But when it comes with additional new triggers, the lack of trust is real. Here’s the problem for our Democratic colleagues: when you say 90% operational control for the border, it wouldn’t be hard to envision a Republican-controlled wing of Congress where they undercut the ability to get to 90% with the lack of funding. I don’t trust our Democratic colleagues to deliver a guest-worker program that gives legalization first and then talks to me later about decreasing illegal immigration. I wouldn’t do that because I lost my leverage. It’s all about leverage.
There’s a way to take Sen. Cornyn’s proposal and make it more affordable and make it more practical and get bipartisan support.
So is a trigger unacceptable?
Not when it’s deemed in the eyes of our Democratic colleagues to be subject to political manipulation or physically unachievable.
We need a bill because our immigration system is so broken.

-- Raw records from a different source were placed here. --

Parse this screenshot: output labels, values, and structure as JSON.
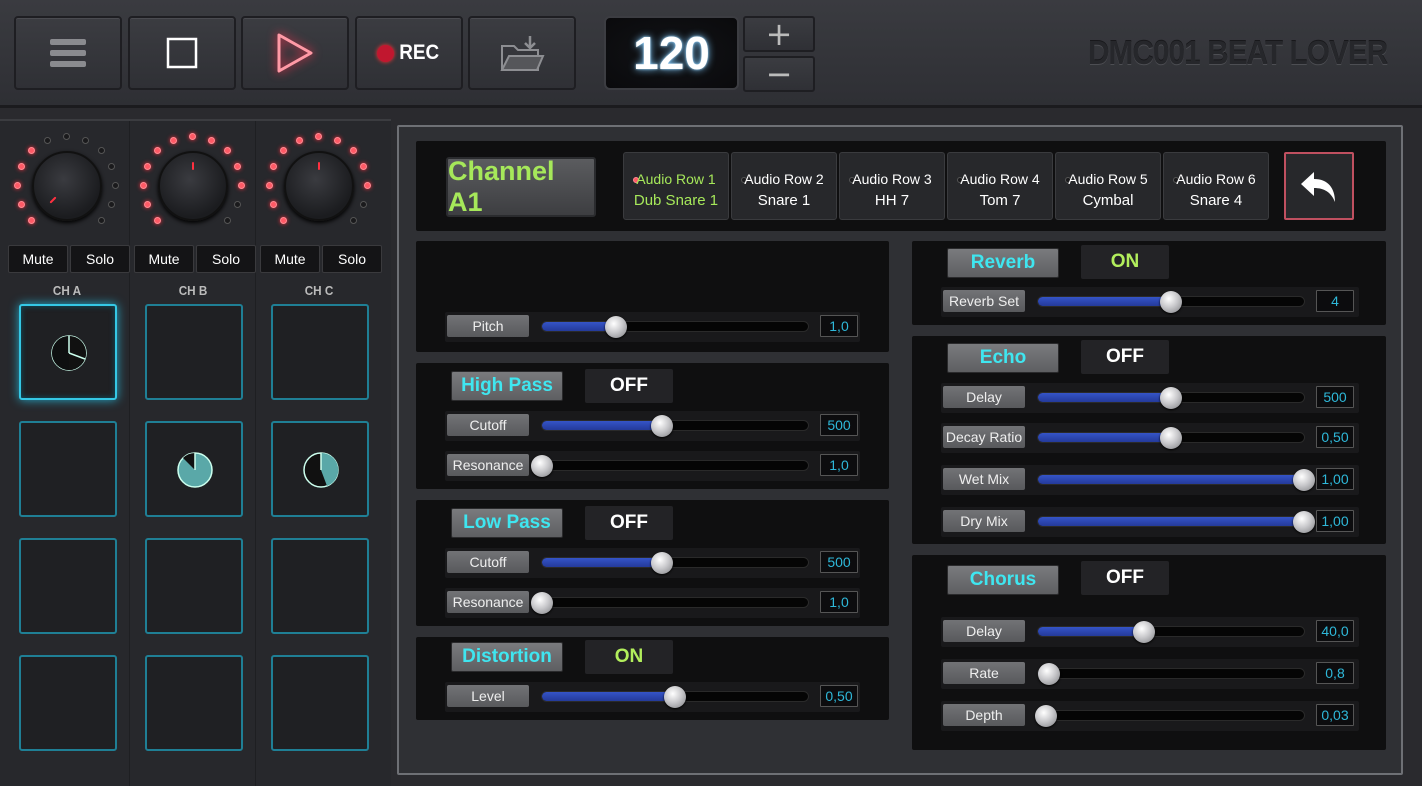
{
  "toolbar": {
    "menu_icon": "hamburger-menu-icon",
    "stop_icon": "stop-icon",
    "play_icon": "play-icon",
    "rec_label": "REC",
    "open_icon": "folder-open-icon",
    "bpm": "120",
    "plus_label": "+",
    "minus_label": "−",
    "brand": "DMC001 BEAT LOVER"
  },
  "channels": [
    {
      "label": "CH A",
      "mute": "Mute",
      "solo": "Solo"
    },
    {
      "label": "CH B",
      "mute": "Mute",
      "solo": "Solo"
    },
    {
      "label": "CH C",
      "mute": "Mute",
      "solo": "Solo"
    }
  ],
  "editor": {
    "channel_title": "Channel A1",
    "rows": [
      {
        "title": "Audio Row 1",
        "sample": "Dub Snare 1",
        "selected": true
      },
      {
        "title": "Audio Row 2",
        "sample": "Snare 1",
        "selected": false
      },
      {
        "title": "Audio Row 3",
        "sample": "HH 7",
        "selected": false
      },
      {
        "title": "Audio Row 4",
        "sample": "Tom 7",
        "selected": false
      },
      {
        "title": "Audio Row 5",
        "sample": "Cymbal",
        "selected": false
      },
      {
        "title": "Audio Row 6",
        "sample": "Snare 4",
        "selected": false
      }
    ],
    "back_icon": "undo-arrow-icon",
    "pitch": {
      "label": "Pitch",
      "value": "1,0",
      "level": 0.28
    },
    "high_pass": {
      "name": "High Pass",
      "state": "OFF",
      "cutoff": {
        "label": "Cutoff",
        "value": "500",
        "level": 0.45
      },
      "resonance": {
        "label": "Resonance",
        "value": "1,0",
        "level": 0.0
      }
    },
    "low_pass": {
      "name": "Low Pass",
      "state": "OFF",
      "cutoff": {
        "label": "Cutoff",
        "value": "500",
        "level": 0.45
      },
      "resonance": {
        "label": "Resonance",
        "value": "1,0",
        "level": 0.0
      }
    },
    "distortion": {
      "name": "Distortion",
      "state": "ON",
      "level": {
        "label": "Level",
        "value": "0,50",
        "level": 0.5
      }
    },
    "reverb": {
      "name": "Reverb",
      "state": "ON",
      "set": {
        "label": "Reverb Set",
        "value": "4",
        "level": 0.5
      }
    },
    "echo": {
      "name": "Echo",
      "state": "OFF",
      "delay": {
        "label": "Delay",
        "value": "500",
        "level": 0.5
      },
      "decay": {
        "label": "Decay Ratio",
        "value": "0,50",
        "level": 0.5
      },
      "wet": {
        "label": "Wet Mix",
        "value": "1,00",
        "level": 1.0
      },
      "dry": {
        "label": "Dry Mix",
        "value": "1,00",
        "level": 1.0
      }
    },
    "chorus": {
      "name": "Chorus",
      "state": "OFF",
      "delay": {
        "label": "Delay",
        "value": "40,0",
        "level": 0.4
      },
      "rate": {
        "label": "Rate",
        "value": "0,8",
        "level": 0.04
      },
      "depth": {
        "label": "Depth",
        "value": "0,03",
        "level": 0.03
      }
    }
  },
  "colors": {
    "accent_cyan": "#3fe6f0",
    "accent_green": "#a6e85a",
    "led_red": "#ff5a66"
  }
}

But politically, if the bill fails and Republicans are blamed in the eyes of the public for not being practical it makes it virtually impossible for us to win the White House in 2016. But I’m not looking at if from that point of view as much as we need to solve the problem. Our Democratic colleagues, they proposed immigration reform in 2009 and they didn’t deliver so they need to step up and deliver.
It’s more a presidential issue. The House politics aren’t effected too much by demographics at the moment. Senate a little more so, the White House dramatically. If you want to be a congressional party, fine, but I’d like to be a part of the party that can also win the White House.
It would be bad. If we get 61 votes, good luck getting it through the House. If we get only a handful of [Senate] Republicans I think it dies in the House, so it’s imperative that we get close to half our conference not just today but at the end of the day.
Yes, because it’s a good bill that can be made better, and from a political point of view, I think most Republicans understand that we’ve dug a hole and we need to get this immigration issue off the table and behind us. And if we don’t, we understand things will be bad.
Compared to last time [in 2007] it’s radically different. I think people back home understand that we’ve got to be practical. Not everybody but most people back home get what I’m rying to do.